I think the first through third questions you have to ask yourself to determine a workable investment strategy are when do I want the money, and when do I want more money and what do I want the money for?

So one brightline for us all is that if people are doling out investment advice with no consideration of those questions, they're just selling something.

Anonymous said...

Hey Mark,

The US Treasury announced today they're doing away with paper I-bonds. According to some people on the boglehead forum who wrote to the treasury, they just cut our annual purchase limit in half. From $30000 to $10000 to $5000 to ????

Stagflationary Mark said...


...that jobs graph was sending me to the Nexium...

So one brightline for us all is that if people are doling out investment advice with no consideration of those questions, they're just selling something.

(Thank GOD you did not ask me who the Vice President in charge of Nexium sales for the Pacific Northwest is. I nearly thought you had me there.)

I assuming that we're all still honoring the idea that statements made within parentheses are considered to be private thoughts and are not meant to actually be read of course.

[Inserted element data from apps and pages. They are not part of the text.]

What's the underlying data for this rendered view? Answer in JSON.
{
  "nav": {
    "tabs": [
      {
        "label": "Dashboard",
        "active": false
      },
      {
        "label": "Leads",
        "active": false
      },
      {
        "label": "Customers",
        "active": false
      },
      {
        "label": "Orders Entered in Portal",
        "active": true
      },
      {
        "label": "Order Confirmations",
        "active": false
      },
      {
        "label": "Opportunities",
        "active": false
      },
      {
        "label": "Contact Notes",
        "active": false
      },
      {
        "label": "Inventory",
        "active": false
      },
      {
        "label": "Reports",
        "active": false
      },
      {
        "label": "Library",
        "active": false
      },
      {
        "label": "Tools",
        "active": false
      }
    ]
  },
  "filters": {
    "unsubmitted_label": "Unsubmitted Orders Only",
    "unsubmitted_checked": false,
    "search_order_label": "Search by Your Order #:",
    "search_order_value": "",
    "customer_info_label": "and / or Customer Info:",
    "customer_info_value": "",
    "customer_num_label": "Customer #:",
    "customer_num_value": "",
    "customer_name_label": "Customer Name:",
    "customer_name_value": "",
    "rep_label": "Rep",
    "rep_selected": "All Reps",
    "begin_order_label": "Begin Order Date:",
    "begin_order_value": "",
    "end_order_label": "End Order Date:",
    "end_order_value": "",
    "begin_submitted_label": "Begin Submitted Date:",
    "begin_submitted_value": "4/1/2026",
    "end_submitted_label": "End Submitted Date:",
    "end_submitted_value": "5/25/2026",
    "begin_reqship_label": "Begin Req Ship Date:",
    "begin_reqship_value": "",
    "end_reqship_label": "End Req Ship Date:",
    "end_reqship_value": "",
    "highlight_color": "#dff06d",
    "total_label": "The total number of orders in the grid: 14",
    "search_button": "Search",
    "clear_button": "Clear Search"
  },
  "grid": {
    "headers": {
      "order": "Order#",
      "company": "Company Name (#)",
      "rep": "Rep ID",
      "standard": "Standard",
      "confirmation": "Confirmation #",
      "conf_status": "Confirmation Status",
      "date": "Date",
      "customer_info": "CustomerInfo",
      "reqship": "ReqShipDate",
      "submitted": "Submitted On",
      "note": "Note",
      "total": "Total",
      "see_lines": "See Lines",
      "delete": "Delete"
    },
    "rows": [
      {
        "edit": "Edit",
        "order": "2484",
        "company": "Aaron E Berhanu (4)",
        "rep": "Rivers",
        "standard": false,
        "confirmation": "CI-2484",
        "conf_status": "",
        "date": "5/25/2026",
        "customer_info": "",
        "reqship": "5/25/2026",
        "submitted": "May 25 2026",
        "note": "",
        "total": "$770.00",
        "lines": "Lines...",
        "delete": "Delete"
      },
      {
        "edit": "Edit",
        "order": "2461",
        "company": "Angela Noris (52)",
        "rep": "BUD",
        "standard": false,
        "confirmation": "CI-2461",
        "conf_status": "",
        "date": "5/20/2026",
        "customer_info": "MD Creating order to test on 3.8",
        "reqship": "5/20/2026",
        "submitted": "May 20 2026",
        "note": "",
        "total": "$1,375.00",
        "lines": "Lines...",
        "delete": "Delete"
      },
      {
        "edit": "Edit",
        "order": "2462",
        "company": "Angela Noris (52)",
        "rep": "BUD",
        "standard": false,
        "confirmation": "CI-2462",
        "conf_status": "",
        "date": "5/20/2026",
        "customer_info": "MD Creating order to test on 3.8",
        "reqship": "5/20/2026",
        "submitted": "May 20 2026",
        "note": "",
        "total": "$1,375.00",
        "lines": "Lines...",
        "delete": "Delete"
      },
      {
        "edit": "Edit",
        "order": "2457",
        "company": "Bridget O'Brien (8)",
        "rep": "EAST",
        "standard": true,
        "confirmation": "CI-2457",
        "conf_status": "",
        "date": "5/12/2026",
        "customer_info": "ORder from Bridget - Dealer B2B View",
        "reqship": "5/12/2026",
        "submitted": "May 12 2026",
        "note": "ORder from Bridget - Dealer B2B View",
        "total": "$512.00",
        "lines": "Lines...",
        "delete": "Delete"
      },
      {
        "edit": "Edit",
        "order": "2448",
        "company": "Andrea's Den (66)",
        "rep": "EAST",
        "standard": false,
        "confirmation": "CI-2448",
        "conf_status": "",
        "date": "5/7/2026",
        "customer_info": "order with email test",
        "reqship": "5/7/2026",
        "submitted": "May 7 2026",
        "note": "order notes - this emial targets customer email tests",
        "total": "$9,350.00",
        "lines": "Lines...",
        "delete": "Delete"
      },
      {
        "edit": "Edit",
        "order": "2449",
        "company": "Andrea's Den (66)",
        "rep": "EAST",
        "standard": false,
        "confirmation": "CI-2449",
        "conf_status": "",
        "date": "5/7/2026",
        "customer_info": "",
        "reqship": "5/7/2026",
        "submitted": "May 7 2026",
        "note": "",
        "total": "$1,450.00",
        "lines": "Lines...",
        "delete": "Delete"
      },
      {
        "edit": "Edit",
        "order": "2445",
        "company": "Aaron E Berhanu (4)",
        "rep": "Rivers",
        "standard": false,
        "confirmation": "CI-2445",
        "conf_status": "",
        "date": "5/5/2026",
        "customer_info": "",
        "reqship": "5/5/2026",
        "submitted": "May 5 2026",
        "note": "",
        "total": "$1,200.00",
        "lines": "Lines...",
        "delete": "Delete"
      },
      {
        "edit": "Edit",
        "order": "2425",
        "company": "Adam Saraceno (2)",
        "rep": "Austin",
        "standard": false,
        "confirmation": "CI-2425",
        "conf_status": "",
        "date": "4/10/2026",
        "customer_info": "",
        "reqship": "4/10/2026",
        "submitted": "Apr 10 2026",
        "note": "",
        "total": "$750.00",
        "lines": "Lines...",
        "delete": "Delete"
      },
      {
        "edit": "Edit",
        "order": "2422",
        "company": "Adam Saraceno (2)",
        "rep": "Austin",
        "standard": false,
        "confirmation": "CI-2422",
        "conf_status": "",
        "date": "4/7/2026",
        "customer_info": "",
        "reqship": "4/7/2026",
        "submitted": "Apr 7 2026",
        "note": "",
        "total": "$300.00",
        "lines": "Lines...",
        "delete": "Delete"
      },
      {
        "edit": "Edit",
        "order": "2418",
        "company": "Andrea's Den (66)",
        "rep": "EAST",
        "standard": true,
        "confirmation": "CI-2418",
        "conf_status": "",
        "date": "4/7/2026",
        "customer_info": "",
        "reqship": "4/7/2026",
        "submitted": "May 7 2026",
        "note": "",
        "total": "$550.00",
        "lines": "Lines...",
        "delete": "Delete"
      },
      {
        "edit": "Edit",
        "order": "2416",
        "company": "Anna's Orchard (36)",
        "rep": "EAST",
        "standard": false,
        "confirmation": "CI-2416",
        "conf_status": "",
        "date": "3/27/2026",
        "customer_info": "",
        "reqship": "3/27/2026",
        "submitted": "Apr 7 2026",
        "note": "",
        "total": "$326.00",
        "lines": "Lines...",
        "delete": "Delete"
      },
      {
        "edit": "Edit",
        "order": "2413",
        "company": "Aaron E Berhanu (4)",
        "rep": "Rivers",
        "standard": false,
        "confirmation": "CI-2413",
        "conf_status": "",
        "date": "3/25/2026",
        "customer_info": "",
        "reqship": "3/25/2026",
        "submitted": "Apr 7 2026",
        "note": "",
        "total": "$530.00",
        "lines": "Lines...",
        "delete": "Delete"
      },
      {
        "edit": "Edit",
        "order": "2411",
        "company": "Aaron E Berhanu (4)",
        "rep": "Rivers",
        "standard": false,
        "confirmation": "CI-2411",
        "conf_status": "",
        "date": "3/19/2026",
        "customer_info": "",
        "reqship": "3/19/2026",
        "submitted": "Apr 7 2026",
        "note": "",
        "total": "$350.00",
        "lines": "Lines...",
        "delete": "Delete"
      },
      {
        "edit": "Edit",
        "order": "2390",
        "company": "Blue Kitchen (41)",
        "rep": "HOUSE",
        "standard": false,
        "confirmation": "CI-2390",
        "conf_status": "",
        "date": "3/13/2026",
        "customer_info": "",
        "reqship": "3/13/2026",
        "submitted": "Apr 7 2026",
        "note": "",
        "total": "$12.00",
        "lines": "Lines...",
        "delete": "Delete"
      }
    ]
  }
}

(Oh please please please let that be the case!)

Stagflationary Mark said...


Thank you VERY much for calling that to my attention.

It turns out that the limit was actually $10,000 since you could buy $5,000 in online bonds and $5,000 in paper bonds.

So we've technically gone from $60,000 per year to $10,000 per year to $5,000 per year.

That's a 92% reduction in paper safe stores of value in the past few years. That's in addition to the 3.4% real rate of 2000 dropping to 0.0% these days of course.

Anonymous said...

No problem Mark.
I've been maxing out on both paper and TD purchases for as long as I've been able to swing it. I'm not happy about this. I guess our leaders would rather be in hock to the Chinese and Saudis that US citizens...

Stagflationary Mark said...


There is one bright spot to this at least.

They would not be trying to stop us from buying I-Bonds if they did not intend to honor the ones they've already sold us.

Stagflationary Mark said...

I just did an I-Bond post based on this news.

dearieme said...

I used to worry that an investment linked to price inflation would have the disadvantage that it would lag behind earnings inflation. I doubt if that's a worry any more.

Stagflationary Mark said...


I still worry about it a bit, but mostly only if we were to hyperinflate.